The Prancing Horse plans to increase supercar output from 7,000 to 9,000 units annually, representing an increase of nearly 30 percent, as noted in a Securities and Exchange Commission filing spotted by CNBC.
The Italian automaker has decided to lift the cap to help meet growing demand in emerging markets and to accommodate “demographic changes as the size and spending capacity of our target client grows.”
The company has long known that it could sell many more cars than it currently builds, however executives have sparred over the precise figure of vehicles that can be sold each year to balance profit with exclusivity and artificial scarcity.
The internal debate spilled into public view last year, as then-chairman Luca di Montezemolo argued in favor of a 7,000-unit cap to maintain brand value.

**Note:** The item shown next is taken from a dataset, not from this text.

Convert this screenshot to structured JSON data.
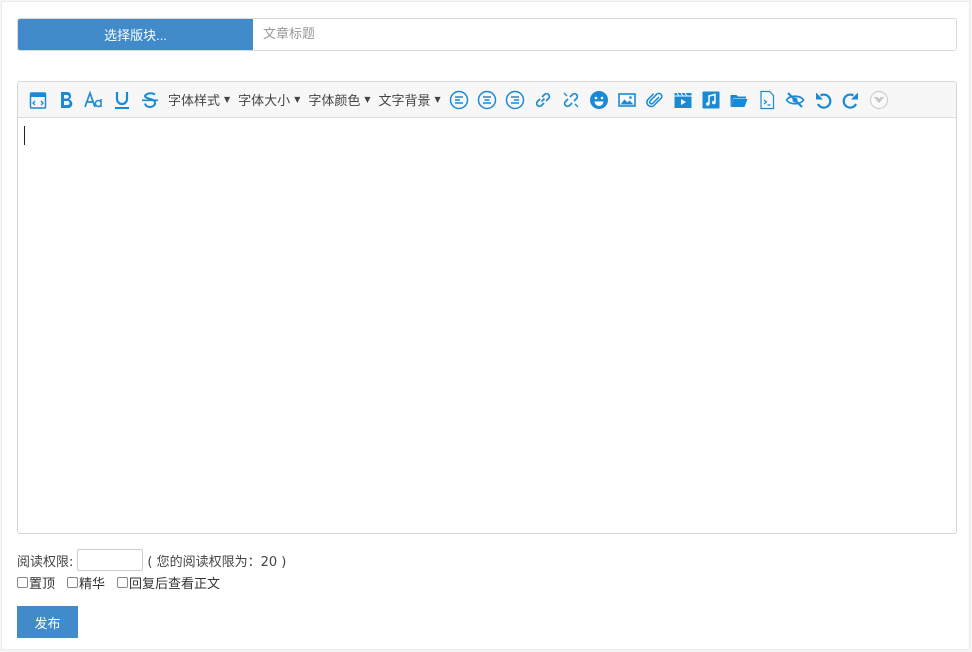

In the other corner, Fiat Chrysler Automobiles chief Sergio Marchionne pushed for higher sales numbers. Marchionne apparently won the battle, resulting in di Montezemolo’s resignation.
Perhaps not coincidentally, Marchionne this week officially took the reins as Ferrari’s new chairman. The outspoken executive has promised to not “screw up” the brand, however he has voiced confidence that production can be increased to 10,000 units without any ill effects.
FCA has not been quite as restrained with Maserati, aiming to increase sales from 15,000 units to 75,000 units in just four years. The plan seemed to work at first, with 2014 deliveries up by 137 percent globally in 2014, however sales have since taken a negative dive with US purchases down by 34 percent in September and 8.2 percent for the first three quarters combined.